Good luck!
Generally I agree with Eric.

My biggest reaction is just that, while I completely understand the desire for more consistent monthly income, using that as a structuring principle for the portfolio could diminish your returns. My instinct would be to focus on the best companies that meet your general criteria and that present the best opportunities at the time of purchase, without regard to when they pay the dividend.

Instead, you can route all of the dividends to a single account, and then calculate the monthly distribution you can pay yourself out of that. You can use a simple spreadsheet to determine the current average monthly dividend payments. So your holding account will fluctuate in value (growing most in the high-dividend months like December and March, and growing least in low-dividend months like February), but you'll withdraw the same amount each month. And with luck, that monthly amount will grow incrementally as dividends grow and you add to the portfolio.
Since she is sensitive about what you own, what is off the table? I would suggest you look at RDS, T, PM, CVX, SO, and DUK.
I agree with Kerim, there is very little sense to base your investments on the dividend payment date. Calculating the monthly average and withdrawing that much each month sounds like an OK plan, especially if you plan on using this money to help with everyday expenses. Though I might just let all the dividends gather on a separate account and use them on a vacation or something a bit more "splashy" than buying groceries. But in any case, try to disregard the dividend timing as it really makes very little difference.

Regarding the companies, some utillities and telecoms might be good to bring up the yield if that is what you're after.

What was your portfolio like before though? And why did you decide to redo it, were you not happy with the performance or is it simply because you need some safer options now?
Thank you all for the responses. They are helpful in the continued development of my investment strategy.
I decided to redo my cash account so my fiancé wouldn't have to pay my capital gains. The old portfolio consist of LMT, AEP, PFE, XOM, BAC, CHFC, DPS, UNP, ETN, LXP, AND WPG. I'm not a fan of certain stocks, like ones that sell tobacco or soda. Wife-to-be doesn't want non-union, anti-environmental, war/defense stocks. (She loves SBUX.)
Yes, my portfolio was REIT heavy. I like REITs as well as BDCs, and look at them like a bond with more upside.
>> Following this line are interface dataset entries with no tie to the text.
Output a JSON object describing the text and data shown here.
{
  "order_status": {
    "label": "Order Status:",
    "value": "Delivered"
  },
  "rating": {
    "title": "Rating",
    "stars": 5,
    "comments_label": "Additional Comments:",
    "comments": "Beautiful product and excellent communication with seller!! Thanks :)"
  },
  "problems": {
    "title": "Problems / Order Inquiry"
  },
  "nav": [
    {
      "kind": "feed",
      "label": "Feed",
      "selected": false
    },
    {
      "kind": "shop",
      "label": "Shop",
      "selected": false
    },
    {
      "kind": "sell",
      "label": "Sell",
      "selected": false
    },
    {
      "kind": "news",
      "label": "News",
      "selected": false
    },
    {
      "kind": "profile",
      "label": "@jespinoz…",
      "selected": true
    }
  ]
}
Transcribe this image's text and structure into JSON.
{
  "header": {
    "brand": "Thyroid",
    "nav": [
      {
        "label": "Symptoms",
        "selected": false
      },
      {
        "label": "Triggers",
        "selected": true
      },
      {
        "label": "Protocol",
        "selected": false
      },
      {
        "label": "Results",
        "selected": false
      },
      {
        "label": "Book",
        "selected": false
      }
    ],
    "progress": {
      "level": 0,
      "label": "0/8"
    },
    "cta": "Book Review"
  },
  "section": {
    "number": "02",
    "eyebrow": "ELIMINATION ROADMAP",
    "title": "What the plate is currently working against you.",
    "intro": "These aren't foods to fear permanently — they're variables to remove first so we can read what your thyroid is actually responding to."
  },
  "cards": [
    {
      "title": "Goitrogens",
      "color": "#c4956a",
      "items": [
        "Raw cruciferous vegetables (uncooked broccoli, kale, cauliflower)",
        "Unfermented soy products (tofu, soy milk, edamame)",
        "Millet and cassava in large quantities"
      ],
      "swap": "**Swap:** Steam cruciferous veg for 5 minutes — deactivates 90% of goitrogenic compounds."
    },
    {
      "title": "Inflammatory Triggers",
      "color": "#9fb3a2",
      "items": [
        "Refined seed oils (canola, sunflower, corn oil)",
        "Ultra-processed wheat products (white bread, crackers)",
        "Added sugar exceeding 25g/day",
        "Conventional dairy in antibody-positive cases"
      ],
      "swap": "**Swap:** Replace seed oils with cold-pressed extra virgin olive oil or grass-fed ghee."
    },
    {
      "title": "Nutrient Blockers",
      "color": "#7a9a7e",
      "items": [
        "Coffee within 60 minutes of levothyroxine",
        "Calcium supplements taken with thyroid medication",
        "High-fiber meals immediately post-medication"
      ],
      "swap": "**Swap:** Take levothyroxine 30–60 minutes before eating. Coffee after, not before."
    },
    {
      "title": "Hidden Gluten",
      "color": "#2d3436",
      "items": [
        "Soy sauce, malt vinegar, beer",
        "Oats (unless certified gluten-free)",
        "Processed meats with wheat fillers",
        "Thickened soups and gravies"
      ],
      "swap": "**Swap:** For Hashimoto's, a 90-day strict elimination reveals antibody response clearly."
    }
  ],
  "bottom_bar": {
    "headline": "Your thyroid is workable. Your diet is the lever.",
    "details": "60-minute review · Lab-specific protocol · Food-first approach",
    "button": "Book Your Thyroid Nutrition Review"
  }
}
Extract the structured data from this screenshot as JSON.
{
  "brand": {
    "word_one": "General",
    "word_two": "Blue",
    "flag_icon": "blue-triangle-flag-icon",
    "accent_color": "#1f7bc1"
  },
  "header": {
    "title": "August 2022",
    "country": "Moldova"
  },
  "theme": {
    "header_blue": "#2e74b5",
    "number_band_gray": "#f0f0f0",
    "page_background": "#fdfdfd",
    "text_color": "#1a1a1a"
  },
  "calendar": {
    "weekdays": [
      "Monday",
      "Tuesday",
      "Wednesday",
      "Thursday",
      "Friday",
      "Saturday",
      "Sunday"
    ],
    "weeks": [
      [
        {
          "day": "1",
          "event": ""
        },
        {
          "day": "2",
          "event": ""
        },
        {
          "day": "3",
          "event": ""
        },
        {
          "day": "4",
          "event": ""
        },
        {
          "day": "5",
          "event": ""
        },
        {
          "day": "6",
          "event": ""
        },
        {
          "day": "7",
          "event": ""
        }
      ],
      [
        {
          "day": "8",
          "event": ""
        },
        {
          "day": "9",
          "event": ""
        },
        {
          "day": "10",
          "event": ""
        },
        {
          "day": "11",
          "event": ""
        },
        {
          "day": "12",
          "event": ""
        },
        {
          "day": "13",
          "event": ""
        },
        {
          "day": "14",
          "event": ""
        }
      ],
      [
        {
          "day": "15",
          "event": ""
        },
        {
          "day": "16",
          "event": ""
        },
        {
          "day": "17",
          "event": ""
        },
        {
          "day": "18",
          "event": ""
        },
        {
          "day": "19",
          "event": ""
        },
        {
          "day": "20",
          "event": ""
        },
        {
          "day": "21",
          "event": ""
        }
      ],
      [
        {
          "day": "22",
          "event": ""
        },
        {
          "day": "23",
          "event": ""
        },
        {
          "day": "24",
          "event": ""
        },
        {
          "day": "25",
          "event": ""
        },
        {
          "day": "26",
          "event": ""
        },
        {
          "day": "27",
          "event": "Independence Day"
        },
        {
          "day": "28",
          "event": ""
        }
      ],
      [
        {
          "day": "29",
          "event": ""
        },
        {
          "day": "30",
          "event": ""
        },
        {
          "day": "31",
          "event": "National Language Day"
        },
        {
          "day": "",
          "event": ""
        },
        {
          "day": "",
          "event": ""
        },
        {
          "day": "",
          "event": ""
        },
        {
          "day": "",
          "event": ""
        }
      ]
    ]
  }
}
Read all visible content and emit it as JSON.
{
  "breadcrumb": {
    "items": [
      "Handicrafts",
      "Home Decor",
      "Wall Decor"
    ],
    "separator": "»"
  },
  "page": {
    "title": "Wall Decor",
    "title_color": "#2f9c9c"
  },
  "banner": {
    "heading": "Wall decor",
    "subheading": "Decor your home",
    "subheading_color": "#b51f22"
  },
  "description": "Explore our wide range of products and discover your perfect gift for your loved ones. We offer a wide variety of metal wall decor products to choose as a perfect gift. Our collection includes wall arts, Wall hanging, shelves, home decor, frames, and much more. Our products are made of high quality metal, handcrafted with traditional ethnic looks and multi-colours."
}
I believe they would serve me better in the Roth account do to tax reasons.
I do agree that my plan to structure a consistent monthly portfolio based on the dividend pay dates is not necessary the best idea for picking the best stocks.
So with all this in mind, I made changes to the cash account. Wanted to find qualified dividend paying stocks in different sectors with focus on dividend growth over yield.

D, EIX, MMM, ITW, DAL, GLW, AAPL, CSCO, TXN, CE, PRU, BEN, LM, HRL, CVS, HD, SBUX, VLO, AMGN, ABBV.

I crunched numbers; used chowder rule; think these stocks could double their dividend in 5 years.